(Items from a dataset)
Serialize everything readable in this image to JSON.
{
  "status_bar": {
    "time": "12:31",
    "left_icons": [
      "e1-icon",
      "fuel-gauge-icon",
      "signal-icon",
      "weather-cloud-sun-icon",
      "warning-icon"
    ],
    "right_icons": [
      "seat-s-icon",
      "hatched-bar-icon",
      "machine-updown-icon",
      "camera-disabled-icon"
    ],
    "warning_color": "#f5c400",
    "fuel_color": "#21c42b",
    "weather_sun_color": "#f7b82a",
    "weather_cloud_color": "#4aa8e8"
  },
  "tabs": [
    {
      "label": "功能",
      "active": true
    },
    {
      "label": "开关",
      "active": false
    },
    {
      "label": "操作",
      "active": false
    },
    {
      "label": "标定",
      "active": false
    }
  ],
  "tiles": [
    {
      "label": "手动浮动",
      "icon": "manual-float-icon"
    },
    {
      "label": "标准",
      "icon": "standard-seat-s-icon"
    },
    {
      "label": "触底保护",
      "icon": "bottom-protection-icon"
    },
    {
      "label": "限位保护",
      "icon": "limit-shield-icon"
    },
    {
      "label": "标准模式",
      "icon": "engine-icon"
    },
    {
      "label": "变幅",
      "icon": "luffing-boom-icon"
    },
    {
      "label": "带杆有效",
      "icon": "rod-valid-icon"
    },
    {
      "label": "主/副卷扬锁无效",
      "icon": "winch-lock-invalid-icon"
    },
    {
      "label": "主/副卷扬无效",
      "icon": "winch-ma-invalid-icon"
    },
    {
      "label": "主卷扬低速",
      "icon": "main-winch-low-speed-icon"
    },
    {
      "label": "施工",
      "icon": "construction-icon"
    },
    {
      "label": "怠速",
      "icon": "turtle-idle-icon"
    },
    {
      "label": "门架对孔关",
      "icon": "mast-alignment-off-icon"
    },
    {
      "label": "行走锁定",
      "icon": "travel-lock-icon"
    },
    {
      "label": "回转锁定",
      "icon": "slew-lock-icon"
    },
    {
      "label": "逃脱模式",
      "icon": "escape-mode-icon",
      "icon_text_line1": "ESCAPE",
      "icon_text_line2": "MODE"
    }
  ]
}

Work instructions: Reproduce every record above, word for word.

Task result:
Serialize everything readable in this image to JSON.
{
  "status_bar": {
    "time": "12:31",
    "left_icons": [
      "e1-icon",
      "fuel-gauge-icon",
      "signal-icon",
      "weather-cloud-sun-icon",
      "warning-icon"
    ],
    "right_icons": [
      "seat-s-icon",
      "hatched-bar-icon",
      "machine-updown-icon",
      "camera-disabled-icon"
    ],
    "warning_color": "#f5c400",
    "fuel_color": "#21c42b",
    "weather_sun_color": "#f7b82a",
    "weather_cloud_color": "#4aa8e8"
  },
  "tabs": [
    {
      "label": "功能",
      "active": true
    },
    {
      "label": "开关",
      "active": false
    },
    {
      "label": "操作",
      "active": false
    },
    {
      "label": "标定",
      "active": false
    }
  ],
  "tiles": [
    {
      "label": "手动浮动",
      "icon": "manual-float-icon"
    },
    {
      "label": "标准",
      "icon": "standard-seat-s-icon"
    },
    {
      "label": "触底保护",
      "icon": "bottom-protection-icon"
    },
    {
      "label": "限位保护",
      "icon": "limit-shield-icon"
    },
    {
      "label": "标准模式",
      "icon": "engine-icon"
    },
    {
      "label": "变幅",
      "icon": "luffing-boom-icon"
    },
    {
      "label": "带杆有效",
      "icon": "rod-valid-icon"
    },
    {
      "label": "主/副卷扬锁无效",
      "icon": "winch-lock-invalid-icon"
    },
    {
      "label": "主/副卷扬无效",
      "icon": "winch-ma-invalid-icon"
    },
    {
      "label": "主卷扬低速",
      "icon": "main-winch-low-speed-icon"
    },
    {
      "label": "施工",
      "icon": "construction-icon"
    },
    {
      "label": "怠速",
      "icon": "turtle-idle-icon"
    },
    {
      "label": "门架对孔关",
      "icon": "mast-alignment-off-icon"
    },
    {
      "label": "行走锁定",
      "icon": "travel-lock-icon"
    },
    {
      "label": "回转锁定",
      "icon": "slew-lock-icon"
    },
    {
      "label": "逃脱模式",
      "icon": "escape-mode-icon",
      "icon_text_line1": "ESCAPE",
      "icon_text_line2": "MODE"
    }
  ]
}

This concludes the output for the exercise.